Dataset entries
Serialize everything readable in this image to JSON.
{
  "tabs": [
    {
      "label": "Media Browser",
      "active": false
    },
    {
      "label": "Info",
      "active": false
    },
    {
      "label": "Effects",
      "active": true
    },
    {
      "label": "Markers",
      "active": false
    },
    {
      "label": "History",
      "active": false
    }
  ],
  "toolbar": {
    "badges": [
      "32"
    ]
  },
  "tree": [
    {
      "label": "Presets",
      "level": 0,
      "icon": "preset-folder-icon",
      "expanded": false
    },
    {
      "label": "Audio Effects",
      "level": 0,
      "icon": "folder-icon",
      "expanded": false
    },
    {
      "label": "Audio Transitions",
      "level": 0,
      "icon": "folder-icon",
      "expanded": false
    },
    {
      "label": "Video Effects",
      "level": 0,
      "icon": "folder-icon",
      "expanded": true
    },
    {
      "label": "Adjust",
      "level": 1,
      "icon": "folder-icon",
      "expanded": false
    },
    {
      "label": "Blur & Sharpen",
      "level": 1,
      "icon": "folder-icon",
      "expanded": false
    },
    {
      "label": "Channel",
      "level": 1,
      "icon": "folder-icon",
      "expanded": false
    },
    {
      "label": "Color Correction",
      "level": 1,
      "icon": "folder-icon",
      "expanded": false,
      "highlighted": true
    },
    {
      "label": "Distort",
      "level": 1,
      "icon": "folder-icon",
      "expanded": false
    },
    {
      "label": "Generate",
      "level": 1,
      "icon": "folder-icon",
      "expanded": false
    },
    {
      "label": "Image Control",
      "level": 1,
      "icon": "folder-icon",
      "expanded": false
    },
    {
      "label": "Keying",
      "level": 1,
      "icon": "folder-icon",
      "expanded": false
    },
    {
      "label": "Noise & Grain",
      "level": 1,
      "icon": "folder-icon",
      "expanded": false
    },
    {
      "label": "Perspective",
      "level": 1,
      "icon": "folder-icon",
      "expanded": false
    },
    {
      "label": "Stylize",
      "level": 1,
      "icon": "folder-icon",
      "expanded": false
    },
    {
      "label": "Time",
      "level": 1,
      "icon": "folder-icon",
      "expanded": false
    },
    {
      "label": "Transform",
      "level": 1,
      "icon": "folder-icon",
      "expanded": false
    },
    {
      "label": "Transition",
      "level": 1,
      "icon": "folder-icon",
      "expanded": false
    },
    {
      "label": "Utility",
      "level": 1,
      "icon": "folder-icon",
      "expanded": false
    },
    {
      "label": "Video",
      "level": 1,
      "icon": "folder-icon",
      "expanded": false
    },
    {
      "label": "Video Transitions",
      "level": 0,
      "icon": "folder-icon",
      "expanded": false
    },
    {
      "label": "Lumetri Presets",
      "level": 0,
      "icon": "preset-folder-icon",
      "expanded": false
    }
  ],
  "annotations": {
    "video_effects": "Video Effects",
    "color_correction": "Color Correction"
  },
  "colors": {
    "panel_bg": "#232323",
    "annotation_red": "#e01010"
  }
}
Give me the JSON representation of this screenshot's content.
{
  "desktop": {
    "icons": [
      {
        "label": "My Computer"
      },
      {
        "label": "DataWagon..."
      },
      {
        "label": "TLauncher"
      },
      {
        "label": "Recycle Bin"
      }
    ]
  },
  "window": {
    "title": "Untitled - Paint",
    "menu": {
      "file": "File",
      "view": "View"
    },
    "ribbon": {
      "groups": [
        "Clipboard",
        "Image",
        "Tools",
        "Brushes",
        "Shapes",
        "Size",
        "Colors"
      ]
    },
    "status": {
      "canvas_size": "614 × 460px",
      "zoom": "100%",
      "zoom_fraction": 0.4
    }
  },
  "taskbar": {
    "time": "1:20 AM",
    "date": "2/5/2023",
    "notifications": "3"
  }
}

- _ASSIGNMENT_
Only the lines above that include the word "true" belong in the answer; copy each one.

- _COMPLETED TASK_
      "active": true
      "expanded": true
      "highlighted": true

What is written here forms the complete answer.